You need to be logged in to see the full monograph.


Date of issue: July 2024, Version: 4

bumps logo
A corresponding patient information leaflet on USE OF TIMOLOL IN PREGNANCY is available.

Timolol is a non-selective beta-blocker licensed for the treatment of hypertension, angina, prophylactic treatment of migraine, and to reduce mortality and reinfarction in patients surviving acute myocardial infarction. It is also used topically (ophthalmically) in open-angle glaucoma and ocular hypertension.

Data on timolol use in pregnancy are limited and relate primarily to topical use. Fetal bradycardia has been documented in a single case report of topical use but a causal association was not proven. The limited available data to do not raise concern of other fetal risks but are too limited to formally rule this out. However, topical use as per the manufacturer’s instructions is considered unlikely to result in systemic concentrations that could cause fetal harm.
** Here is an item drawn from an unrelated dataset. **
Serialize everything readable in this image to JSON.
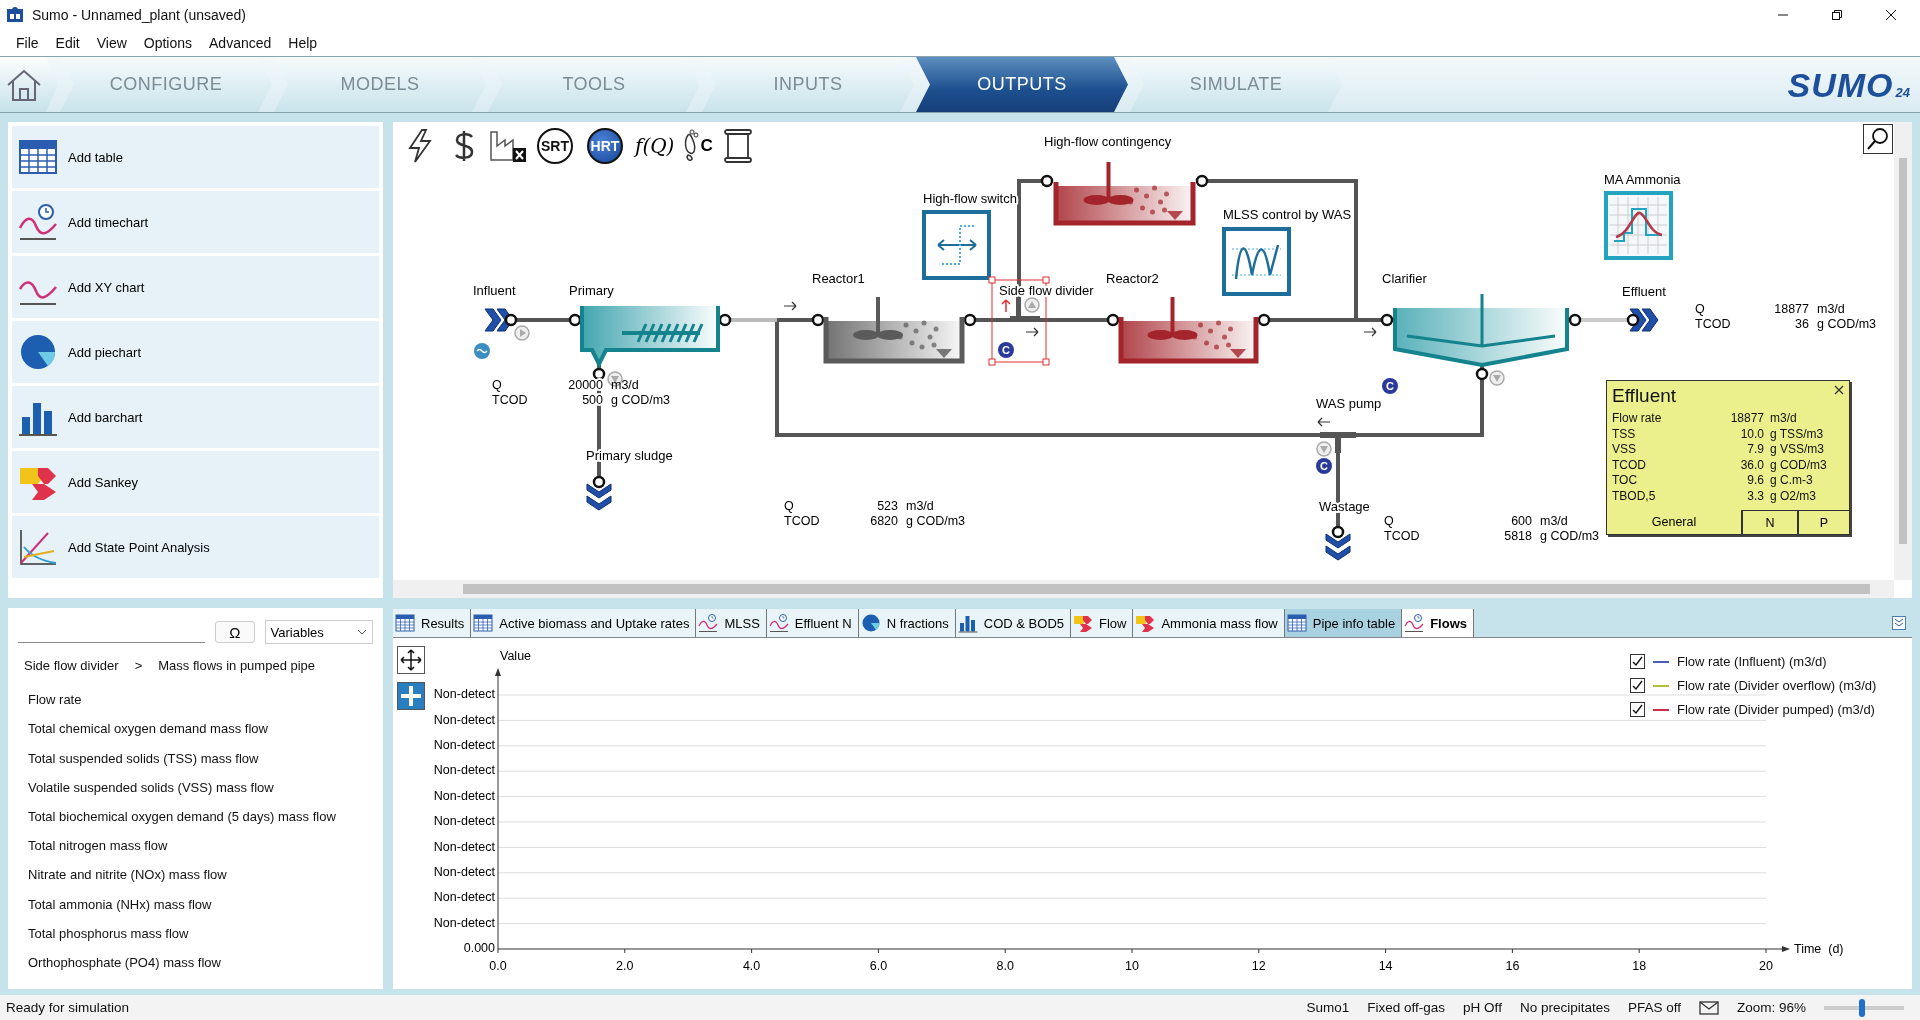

When use in pregnancy is being considered, the benefits (including preventing permanent vision loss) should be weighed against any theoretical risks to the fetus.

Systemic use of beta-blockers in pregnancy has been associated with adverse effects on fetal growth, although because maternal hypertension is linked to IUGR, analysis is complex and any contribution of beta-blocker exposure to this outcome remains unquantified. Overall, data do not suggest that gestational beta-blocker exposure increases the risk of congenital malformation or preterm delivery. Data on risks of miscarriage, stillbirth and neurodevelopmental outcomes are too limited to permit a risk assessment.

Use of beta-blockers near term may result in neonatal beta-adrenoceptor blockade, leading to neonatal bradycardia, hypotension, and hypoglycaemia. Respiratory distress has also been reported. Assessment of the neonate for these effects is thus advised. Although no reports of neonatal hypotension or hypoglycaemia following topical use of timolol in pregnancy have been identified in the literature, theoretical concerns may exist. Assessment of the neonate for these effects is thus advised.

Exposure to timolol at any stage in pregnancy would not usually be regarded as medical grounds for termination of pregnancy. Additional monitoring is generally indicated in pregnancies complicated by maternal hypertension, regardless of pharmacotherapy. Additional fetal growth scans should be offered following gestational exposure to beta-blockers. Other risk factors may be present in individual cases which may independently increase the risk of adverse pregnancy outcome. Clinicians are reminded of the importance of consideration of such factors when performing case-specific risk assessments.

This is a summary of the full UKTIS monograph for health care professionals and should not be used in isolation. The full UKTIS monograph and access to any hyperlinked related documents is available to NHS health care professionals who are logged in.

If you have a patient with exposure to a drug or chemical and require assistance in making a patient-specific risk assessment, please telephone UKTIS on 0344 892 0909 to discuss the case with a teratology specialist.

If you would like to report a pregnancy to UKTIS please click here to download our pregnancy reporting form. Please encourage all women to complete an online reporting form.

Disclaimer: Every effort has been made to ensure that this monograph was accurate and up-to-date at the time of writing, however it cannot cover every eventuality and the information providers cannot be held responsible for any adverse outcomes of the measures recommended. The final decision regarding which treatment is used for an individual patient remains the clinical responsibility of the prescriber. This material may be freely reproduced for education and not for profit purposes within the UK National Health Service, however no linking to this website or reproduction by or for commercial organisations is permitted without the express written permission of this service. This document is regularly reviewed and updated. Only use UKTIS monographs downloaded directly from to ensure you are using the most up-to-date version.